Lance Partridge, an old family-friend and executor of the estate for deceased grazier Mathew Dunbar was present the day the 42-year-old made Darcy the sole beneficiary of his $3.5 million property, Pandora.
The jury in the NSW Supreme Court heard on Tuesday that relationship problems unfolded between the couple when Mr Dunbar became concerned about the "spending of his partner", while the defence questioned the witness on whether Mr Dunbar was a spendthrift.
Darcy is accused of Googling 'how to commit murder', poisonous mushrooms and lethal injections before she allegedly sedated and gassed her partner in the bedroom at his property in Walcha on August 2, 2017. She has pleaded not guilty to murder.
Mr Partridge is a wool classer and a crucial witnesses in the case, having been involved with the Dunbar family for more than two decades.
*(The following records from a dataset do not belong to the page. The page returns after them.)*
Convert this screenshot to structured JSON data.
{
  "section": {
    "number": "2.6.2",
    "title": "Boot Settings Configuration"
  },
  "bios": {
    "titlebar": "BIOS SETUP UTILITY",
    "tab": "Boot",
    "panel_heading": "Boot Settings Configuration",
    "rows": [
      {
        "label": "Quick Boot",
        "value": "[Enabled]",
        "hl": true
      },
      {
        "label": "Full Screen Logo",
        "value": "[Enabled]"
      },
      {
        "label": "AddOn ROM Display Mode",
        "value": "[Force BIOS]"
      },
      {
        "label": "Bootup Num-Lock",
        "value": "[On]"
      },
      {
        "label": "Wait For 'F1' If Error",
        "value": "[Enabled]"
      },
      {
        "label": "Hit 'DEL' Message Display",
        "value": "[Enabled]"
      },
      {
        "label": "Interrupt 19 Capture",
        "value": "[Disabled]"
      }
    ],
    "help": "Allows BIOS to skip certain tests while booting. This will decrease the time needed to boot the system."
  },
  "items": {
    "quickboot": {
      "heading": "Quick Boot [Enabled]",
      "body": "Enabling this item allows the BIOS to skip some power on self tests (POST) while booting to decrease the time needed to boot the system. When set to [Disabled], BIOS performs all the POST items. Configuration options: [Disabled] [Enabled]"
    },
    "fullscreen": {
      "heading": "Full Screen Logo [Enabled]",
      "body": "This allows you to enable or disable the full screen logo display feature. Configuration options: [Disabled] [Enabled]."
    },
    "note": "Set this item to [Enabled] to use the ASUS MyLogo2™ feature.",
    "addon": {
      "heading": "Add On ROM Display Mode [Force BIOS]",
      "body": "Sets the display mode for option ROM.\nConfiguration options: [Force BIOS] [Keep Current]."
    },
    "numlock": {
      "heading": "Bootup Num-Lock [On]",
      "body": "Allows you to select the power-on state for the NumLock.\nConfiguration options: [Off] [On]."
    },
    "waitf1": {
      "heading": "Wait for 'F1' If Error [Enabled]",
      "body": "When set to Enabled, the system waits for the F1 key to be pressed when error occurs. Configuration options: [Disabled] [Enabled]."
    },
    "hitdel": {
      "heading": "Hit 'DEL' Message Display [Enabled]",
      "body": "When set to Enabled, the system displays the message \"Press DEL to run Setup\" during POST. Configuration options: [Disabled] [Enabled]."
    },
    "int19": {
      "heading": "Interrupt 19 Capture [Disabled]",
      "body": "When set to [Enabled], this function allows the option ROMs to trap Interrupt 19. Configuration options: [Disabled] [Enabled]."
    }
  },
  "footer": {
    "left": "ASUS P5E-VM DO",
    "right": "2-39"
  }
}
He told the jury Mr Dunbar had called him distressed in 2017 about an argument with Darcy over a local girl he had lent money to.
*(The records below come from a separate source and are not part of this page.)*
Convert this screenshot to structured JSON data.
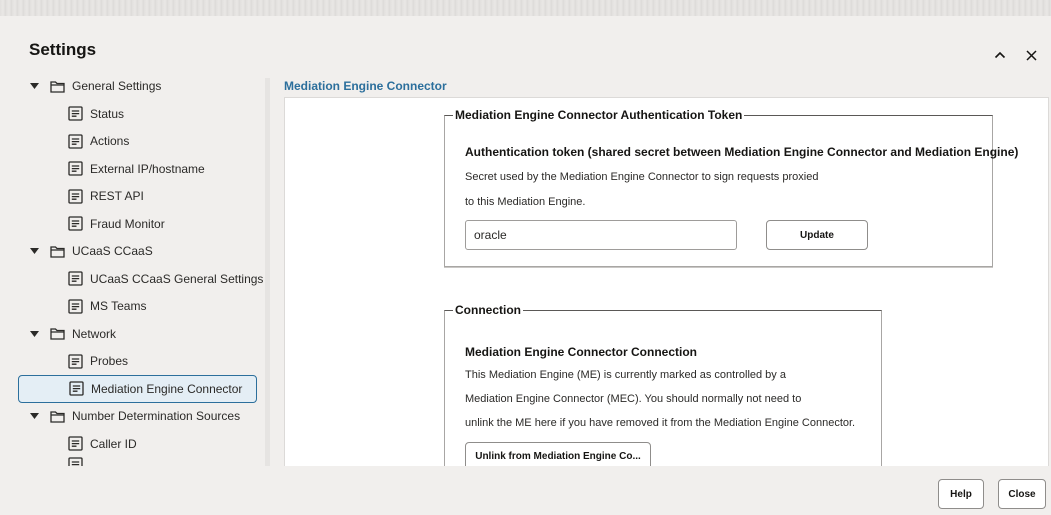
{
  "dialog": {
    "title": "Settings",
    "collapse_label": "collapse",
    "close_label": "close"
  },
  "tree": {
    "items": [
      {
        "label": "General Settings",
        "type": "folder"
      },
      {
        "label": "Status",
        "type": "page"
      },
      {
        "label": "Actions",
        "type": "page"
      },
      {
        "label": "External IP/hostname",
        "type": "page"
      },
      {
        "label": "REST API",
        "type": "page"
      },
      {
        "label": "Fraud Monitor",
        "type": "page"
      },
      {
        "label": "UCaaS CCaaS",
        "type": "folder"
      },
      {
        "label": "UCaaS CCaaS General Settings",
        "type": "page"
      },
      {
        "label": "MS Teams",
        "type": "page"
      },
      {
        "label": "Network",
        "type": "folder"
      },
      {
        "label": "Probes",
        "type": "page"
      },
      {
        "label": "Mediation Engine Connector",
        "type": "page",
        "selected": true
      },
      {
        "label": "Number Determination Sources",
        "type": "folder"
      },
      {
        "label": "Caller ID",
        "type": "page"
      }
    ]
  },
  "content": {
    "breadcrumb": "Mediation Engine Connector",
    "auth_group": {
      "legend": "Mediation Engine Connector Authentication Token",
      "title": "Authentication token (shared secret between Mediation Engine Connector and Mediation Engine)",
      "line1": "Secret used by the Mediation Engine Connector to sign requests proxied",
      "line2": "to this Mediation Engine.",
      "token_value": "oracle",
      "update_label": "Update"
    },
    "connection_group": {
      "legend": "Connection",
      "title": "Mediation Engine Connector Connection",
      "line1": "This Mediation Engine (ME) is currently marked as controlled by a",
      "line2": "Mediation Engine Connector (MEC). You should normally not need to",
      "line3": "unlink the ME here if you have removed it from the Mediation Engine Connector.",
      "unlink_label": "Unlink from Mediation Engine Co..."
    }
  },
  "footer": {
    "help_label": "Help",
    "close_label": "Close"
  },
  "icons": {
    "folder": "folder-icon",
    "page": "page-icon",
    "caret": "caret-down-icon"
  },
  "colors": {
    "accent": "#2c6f9c",
    "background": "#f1efed",
    "selected_bg": "#e4eef5"
  }
}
"Natasha had accused him of having an affair with this girl; he said that couldn't be possible because she was living in Townsville, he had lent her money and she had since paid it back," Mr Partridge said.
"He said he had a gun and he was going out with a gun and it would be the last time that he left Pandora.
"One of his main concerns was a cash flow problem, he was very concerned about the relationship with his partner and her husband [Colin Crossman] and he was generally upset that he wasn't getting the family life he had hoped of. He said Natasha was still happily married to her husband.
"I did know about the nature of the financial problems but the main thing was the spending of his partner."
The court heard Mr Dunbar was neglecting his stock as the unpaid bills piled up.
Mr Dunbar's "over-generous" nature was questioned by both Crown prosecutor Brett Hatfield and defence barrister Janet Manuell SC.
A jury heard Mr Dunbar had made $1 million on the sale of Gidley, another family property in Walcha.
The court heard Mr Dunbar had spent more than $160,000 on a new tractor, which Mr Partridge thought was unnecessary for the farm.
"But you were concerned he was spending unnecessary amounts of money?" Ms Manuell said.
"On the tractor yes but that was his decision, he really wanted that and he loved that tractor," Mr Partridge replied.
He will return to the stand on Wednesday.
Wool agent Brian Angus Carter was called to the stand on Tuesday and told the court Mr Dunbar ignored him for three months after he warned him about his relationship with Darcy in 2016 - a year before Mr Dunbar's death.
The trial continues.
Our journalists work hard to provide local, up-to-date news to the community. This is how you can access our trusted content: